Because my mind felt off and awkward for most of my existence, my self esteem had always resided at the lowest levels. I know for sure that's what kept me from saying anything in response to the hurtful remarks that G. had made to me even before I went on Ritalin. In some respects, I felt as if I was lucky to have any friends at all. As a result, I tended to befriend many people who fell into two camps: Camp Narcissist and Camp Commiserate. The former includes people who should be named Mimi, because that's all they talk about. And the latter includes fellow low self-esteemers who like you best when you're down in the dumps like them.
To be sure, I had chosen these folks as my friends. But now I realized that the friendships either had to change or cease to exist. In some cases, I indeed salvaged the friendships, and usually this came from talking about my struggles with ADD and how they affected my life.
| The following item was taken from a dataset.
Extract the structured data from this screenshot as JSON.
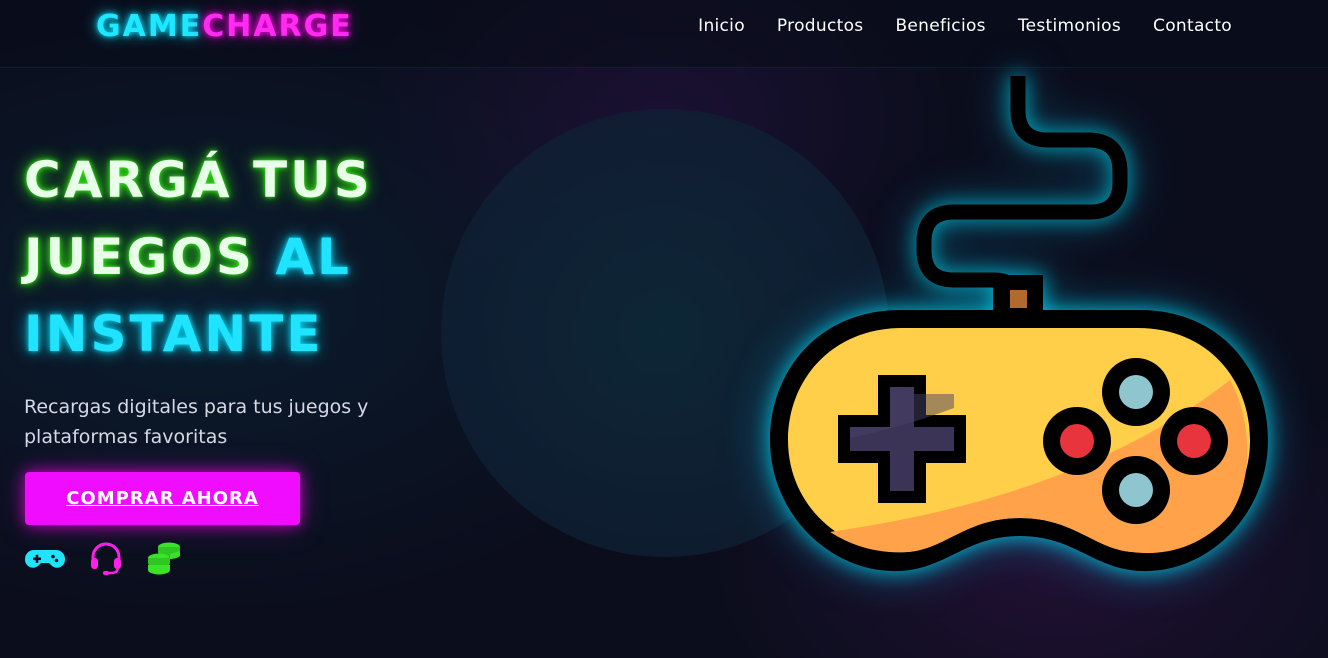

Many friends of mine had no idea how much I was trying to overcompensate for my distracted brain. But in a lot of other cases, the friendships had to die on the vine.
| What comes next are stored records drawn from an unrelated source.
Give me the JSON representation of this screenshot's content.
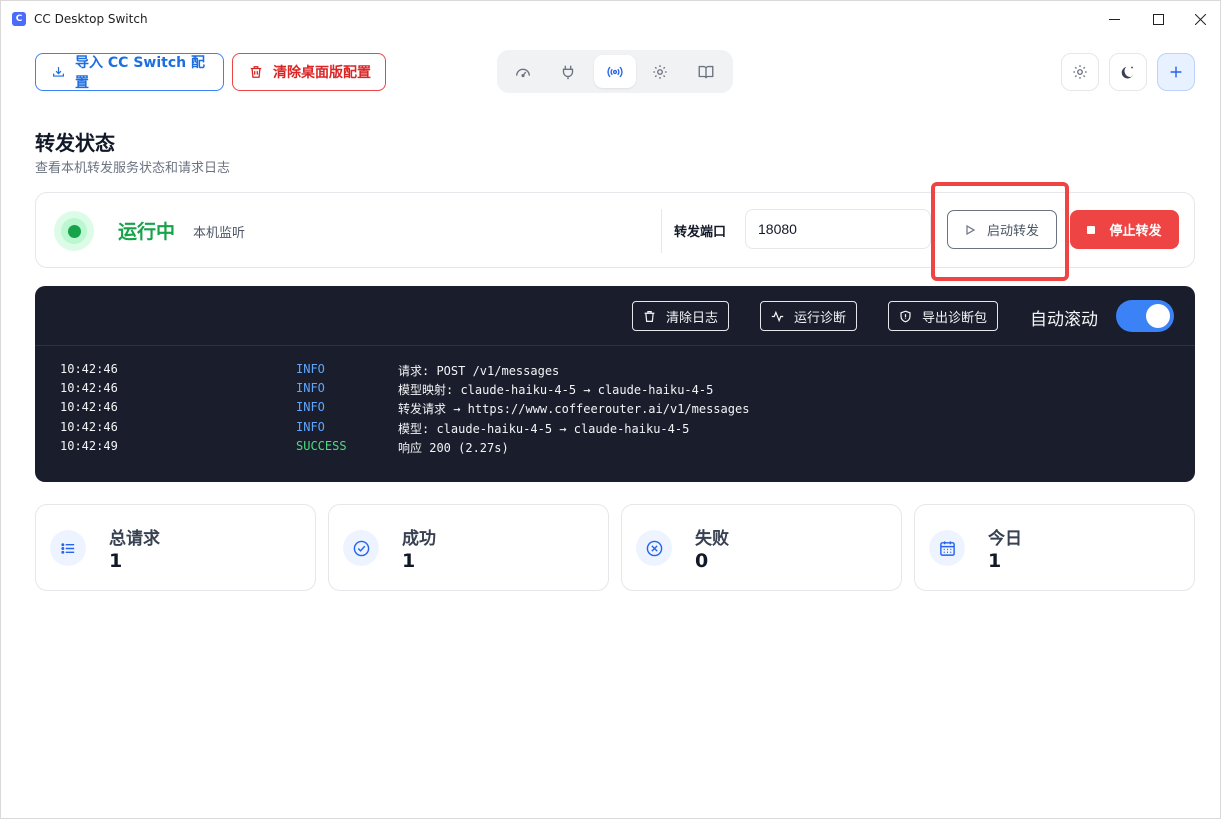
{
  "window": {
    "title": "CC Desktop Switch",
    "app_icon_glyph": "C"
  },
  "toolbar": {
    "import_label": "导入 CC Switch 配置",
    "clear_label": "清除桌面版配置",
    "nav_icons": [
      "dashboard-icon",
      "plug-icon",
      "broadcast-icon",
      "gear-icon",
      "book-icon"
    ],
    "active_nav": "broadcast-icon"
  },
  "header": {
    "title": "转发状态",
    "subtitle": "查看本机转发服务状态和请求日志"
  },
  "status": {
    "state": "运行中",
    "scope": "本机监听",
    "port_label": "转发端口",
    "port_value": "18080",
    "start_label": "启动转发",
    "stop_label": "停止转发",
    "running_color": "#16a34a",
    "stop_color": "#ef4444"
  },
  "log_panel": {
    "clear_label": "清除日志",
    "diagnose_label": "运行诊断",
    "export_label": "导出诊断包",
    "autoscroll_label": "自动滚动",
    "autoscroll_on": true,
    "lines": [
      {
        "time": "10:42:46",
        "level": "INFO",
        "message": "请求: POST /v1/messages"
      },
      {
        "time": "10:42:46",
        "level": "INFO",
        "message": "模型映射: claude-haiku-4-5 → claude-haiku-4-5"
      },
      {
        "time": "10:42:46",
        "level": "INFO",
        "message": "转发请求 → https://www.coffeerouter.ai/v1/messages"
      },
      {
        "time": "10:42:46",
        "level": "INFO",
        "message": "模型: claude-haiku-4-5 → claude-haiku-4-5"
      },
      {
        "time": "10:42:49",
        "level": "SUCCESS",
        "message": "响应 200 (2.27s)"
      }
    ]
  },
  "stats": [
    {
      "label": "总请求",
      "value": "1",
      "icon": "list-icon"
    },
    {
      "label": "成功",
      "value": "1",
      "icon": "check-circle-icon"
    },
    {
      "label": "失败",
      "value": "0",
      "icon": "x-circle-icon"
    },
    {
      "label": "今日",
      "value": "1",
      "icon": "calendar-icon"
    }
  ]
}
On the flip side, I treasure the friendships that I have. These pals enrich my life. To be honest, I'm also very cautious when making new friends. I'm not aloof with people; I easily make acquaintances. But I do consider whether the person will enrich my life or only cause grief. Oftentimes, I don't figure out the latter until a few months down the road. But fortunately, I've been spot-on about the former, and have forged some wonderful friendships since ADD-Day.
A couple months ago, I saw an excellent quote in a magazine from the actor Jack Black: "A friend is someone who doesn't f----n' want anything from you. Just wants to hang." Reading that reminded me of several people I know, which are the ones with whom I could sit on a park bench and drink a Slurpee and tell stories and just have a blast all afternoon. They're the ones that call to see if you're doing OK when you're feeling blah, and the ones whom you buy crazy regional snack foods for when you're travelling because you know how psyched they'll be to receive them. (Of course, vice versa on both accounts). After reading the quote, I dialed up a few pals and told them, "I just read something that reminded me of you..."